“We’re right back on track and we’ll see what happens,” U.S. President Donald Trump told reporters after an 80-minute meeting with Chinese President Xi Jinping on the sidelines of a summit of leaders of the Group of 20 (G20) major economies in Japan.
Trump said while he would not lift existing import tariffs, he would refrain from slapping new levies on an additional $300 billion worth of Chinese goods – which would have effectively extended tariffs to everything China exports to the America.
“We’re holding back on tariffs and they’re going to buy farm products,” he said at a news conference. “If we make a deal, it will be a very historic event.”
Trump said China would buy more farm products but did not provide specifics.
In a lengthy statement on the talks, China’s foreign ministry said the United States would not add new tariffs on Chinese exports and that negotiators of both countries would discuss specific issues.
Xi told Trump he hoped the United States could treat Chinese companies fairly, the statement added.
On the issues of sovereignty and respect, China must safeguard its core interests, Xi was cited as saying.
“China is sincere about continuing negotiations with the United States … but negotiations should be equal and show mutual respect,” the foreign ministry quoted Xi as saying.
Trump had threatened to extend existing tariffs to almost all Chinese imports into the United States if the meeting brought no progress on wide-ranging U.S. demands for reforms.
The dispute, which includes a feud over China’s Huawei Technologies Co, had also fanned fears it could threaten global growth.
The United States has pressed its allies to shun Huawei in their fifth generation, or 5G, networks on security grounds, and has also suggested it could be a factor in a trade deal.
The Trump administration has declared Chinese telecoms giant Huawei a security threat, effectively banning U.S. companies from doing business with it.
Trump said on Saturday that he had discussed Huawei with Xi and that resolving that issue would come later, but added that U.S. companies would be able to sell components to Huawei.
Financial markets are likely to breathe a sigh of relief on news of the resumption in U.S.-China trade talks.
“Returning to negotiations is good news for the business community and breathes some much needed certainty into a slowly deteriorating relationship,” said Jacob Parker, a vice-president of China operations at the U.S.-China Business Council.
“Now comes the hard work of finding consensus on the most difficult issues in the relationship, but with a commitment from the top we’re hopeful this will put the two sides on a sustained path to resolution,” he said.
Some, however, warned the pause might not last.
“Even if a truce happens this weekend, a subsequent breakdown of talks followed by further escalation still seems likely,” research firm Capital Economics said in a commentary.
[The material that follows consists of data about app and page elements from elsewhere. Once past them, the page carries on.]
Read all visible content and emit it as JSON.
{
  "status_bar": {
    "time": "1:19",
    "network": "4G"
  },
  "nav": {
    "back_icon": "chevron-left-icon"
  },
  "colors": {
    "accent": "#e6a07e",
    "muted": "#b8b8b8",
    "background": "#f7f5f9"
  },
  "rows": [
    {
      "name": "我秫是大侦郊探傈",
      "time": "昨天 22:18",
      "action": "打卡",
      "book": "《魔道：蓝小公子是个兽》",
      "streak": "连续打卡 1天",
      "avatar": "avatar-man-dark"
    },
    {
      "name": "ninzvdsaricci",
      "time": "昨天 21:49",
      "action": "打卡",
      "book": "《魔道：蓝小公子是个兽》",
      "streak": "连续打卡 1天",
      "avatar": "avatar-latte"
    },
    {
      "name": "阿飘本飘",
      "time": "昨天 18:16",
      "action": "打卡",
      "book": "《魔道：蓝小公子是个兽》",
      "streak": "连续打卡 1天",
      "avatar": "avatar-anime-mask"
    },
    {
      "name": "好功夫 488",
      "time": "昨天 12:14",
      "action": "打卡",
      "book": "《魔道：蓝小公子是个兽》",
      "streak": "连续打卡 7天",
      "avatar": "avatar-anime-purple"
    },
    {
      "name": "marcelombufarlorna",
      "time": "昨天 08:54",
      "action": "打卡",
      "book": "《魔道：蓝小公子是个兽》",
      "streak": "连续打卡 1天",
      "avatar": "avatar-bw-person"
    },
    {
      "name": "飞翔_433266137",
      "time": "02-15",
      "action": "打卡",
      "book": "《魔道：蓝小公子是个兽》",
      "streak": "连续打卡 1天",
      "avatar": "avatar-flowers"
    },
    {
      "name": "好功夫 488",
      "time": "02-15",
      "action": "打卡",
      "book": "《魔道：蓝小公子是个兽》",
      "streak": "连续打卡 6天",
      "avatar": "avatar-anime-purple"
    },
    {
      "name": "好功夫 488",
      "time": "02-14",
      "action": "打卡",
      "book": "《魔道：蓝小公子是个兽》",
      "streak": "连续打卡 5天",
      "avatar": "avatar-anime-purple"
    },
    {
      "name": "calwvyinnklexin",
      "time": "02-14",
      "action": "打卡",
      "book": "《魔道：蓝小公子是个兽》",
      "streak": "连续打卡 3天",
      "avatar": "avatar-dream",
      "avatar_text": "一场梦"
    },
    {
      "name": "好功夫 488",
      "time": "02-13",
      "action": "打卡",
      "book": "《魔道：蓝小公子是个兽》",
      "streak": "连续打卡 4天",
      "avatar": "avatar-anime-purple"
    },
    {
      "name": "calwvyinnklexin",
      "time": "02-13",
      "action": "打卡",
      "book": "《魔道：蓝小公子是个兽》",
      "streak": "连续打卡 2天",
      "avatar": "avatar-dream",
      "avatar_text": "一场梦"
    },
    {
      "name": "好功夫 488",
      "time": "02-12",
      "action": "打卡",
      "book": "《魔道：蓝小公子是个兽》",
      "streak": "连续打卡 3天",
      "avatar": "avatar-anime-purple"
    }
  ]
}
The United States says China has been stealing American intellectual property for years, forces U.S. firms to share trade secrets as a condition for doing business in China, and subsidizes state-owned firms to dominate industries.